Lemony Snicket was born in a small town in which the inhabitants were suspicious and prone to riot. He now lives in the city. During his spare time he gathers evidence and is considered something of an expert by leading authorities.
"If you are interested in stories with happy endings, you would be better off reading some other book." So cautions Snicket, the exceedingly well-mannered narrator of these two witty mock-gothic novels featuring the misadventures of 14-year-old Violet, 12-year-old Klaus and infant Sunny Baudelaire. From the first, things look unfortunate indeed for the trio: a fire destroys their home, killing their parents along with it; the executor of their parents' estate, the obtuse Mr. Poe (with a son, Edgar), ignores whatever the children have to say; and their new guardian, Count Olaf, is determined to get his hands on the Baudelaire fortune. But by using their individual gifts (Violet's for inventing, Klaus's for reading and researching and baby Sunny's for biting) the three enterprising children thwart the Count's planÄfor now. The author uses formal, Latinate language and intrusive commentary to hilarious effect, even for readers unfamiliar with the literary conventions he parodies. The peril in which he places the Baudelaires may be frightening (Count Olaf actually follows through on his threats of violence on several occasions), but the author paints the satire with such broad strokes that most readers will view it from a safe distance. Luckily for fans, the woes of the Baudelaires are far from over; readers eager for more misfortune can turn to The Reptile Room, for an even more suspenseful tale. Exquisitely detailed drawings of Gothic gargoyles and mischievous eyes echo the contents of this elegantly designed hardcover. Age 9-up. (Sept.) Copyright 1999 Cahners Business Information.

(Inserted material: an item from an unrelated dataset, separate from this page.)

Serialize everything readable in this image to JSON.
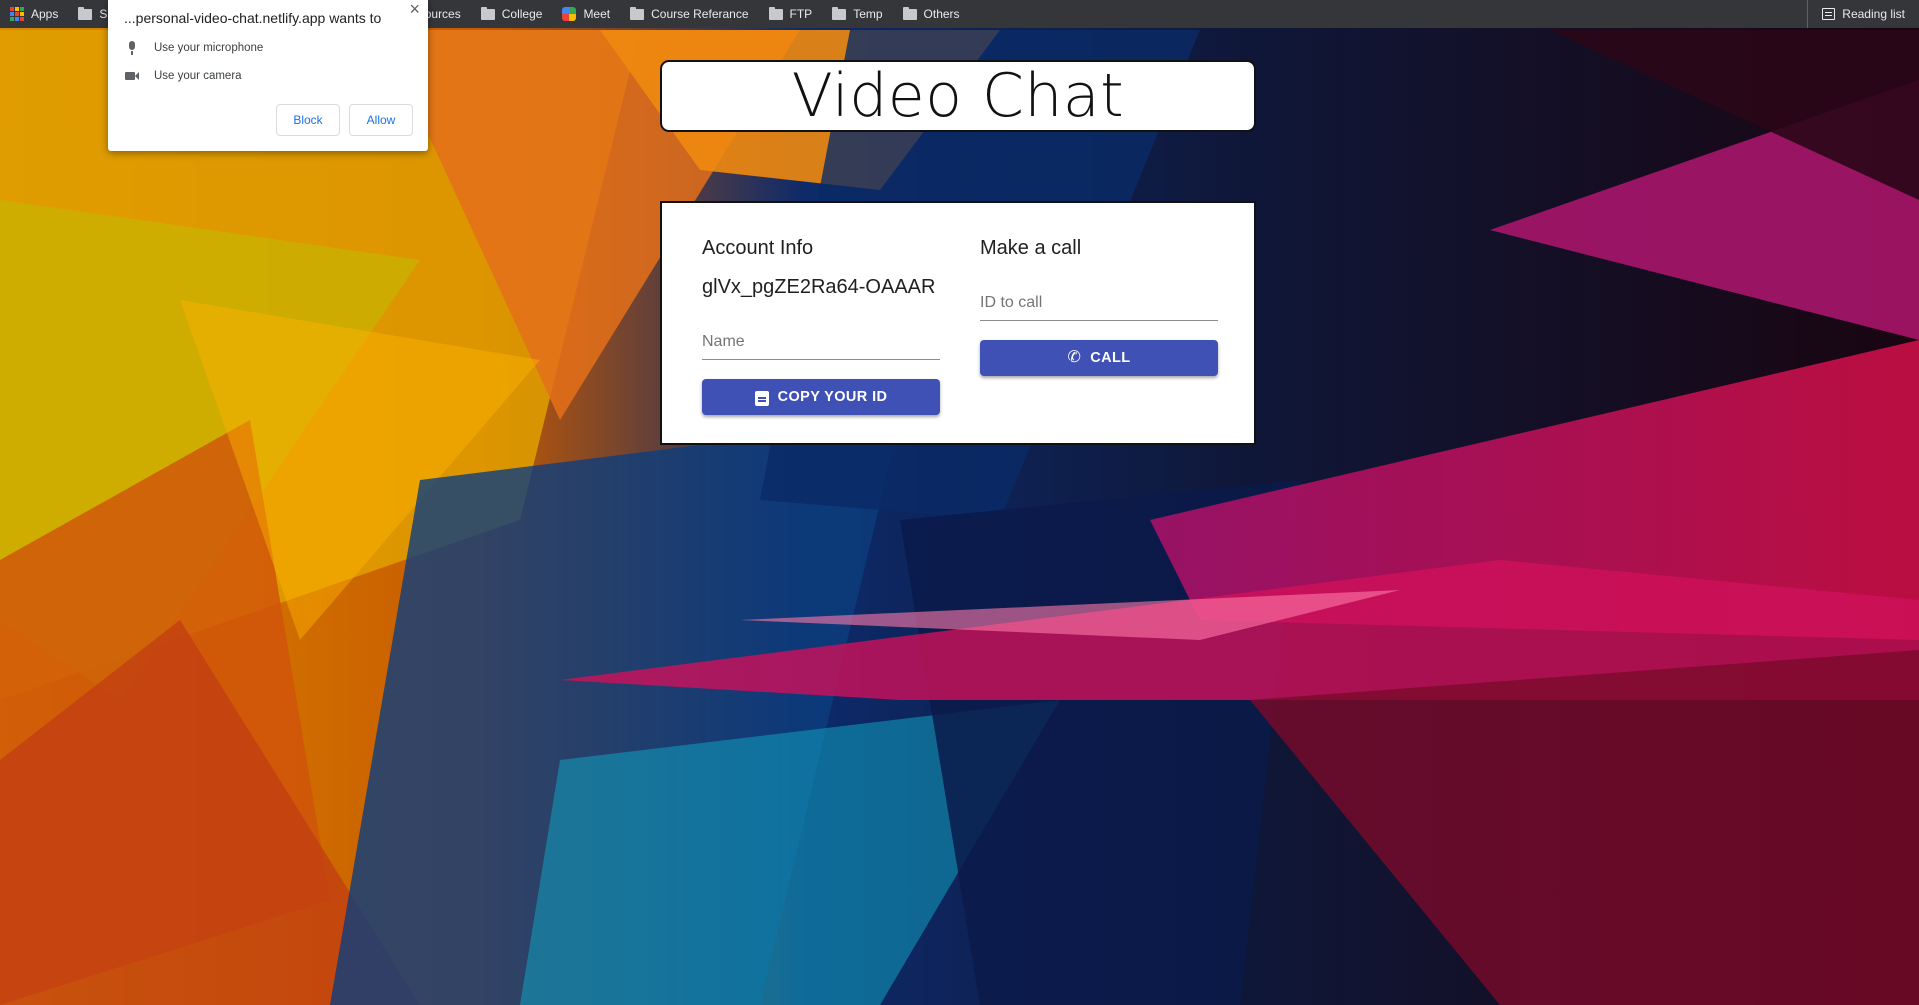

" Luckily for fans, the woes of the Baudelaires are far from over: readers eager for more misfortune can turn to The Reptile Room, for an even more suspenseful tale." -"Publishers Weekly"
Gr 4-6-This series chronicles the unfortunate lives of the Baudelaire children: Violet, 14; Klaus, 12; and the infant, Sunny. In Bad Beginning, their parents and possessions perish in a fire, and the orphans must use their talents to survive as their lives move from one disastrous event to another. Surrounded by dim-witted though well-meaning adults, the Baudelaires find themselves in the care of their evil relative, Count Olaf, a disreputable actor whose main concern is getting his hands on the children's fortune. When Olaf holds Sunny hostage to force Violet to marry him, it takes all of the siblings' resourcefulness to outwit him. Violet's inventive genius, Klaus's forte for research, and Sunny's gift for biting the bad guys at opportune moments save the day. However, the evil Count escapes, only to return in The Reptile Room just as the children are settling into a far more pleasant life with their new guardian, Uncle Monty, who is promptly murdered by Olaf and his cohorts. Though the villain escapes again, and beloved Uncle Monty is dead, the children are safe...for now. While the misfortunes hover on the edge of being ridiculous, Snicket's energetic blend of humor, dramatic irony, and literary flair makes it all perfectly believable. The writing, peppered with fairly sophisticated vocabulary and phrases, may seem daunting, but the inclusion of Snicket's perceptive definitions of difficult words makes these books challenging to older readers and excellent for reading aloud.-Linda Bindner, formerly at Athens Clarke County Library, GA Copyright 1999 Cahners Business Information.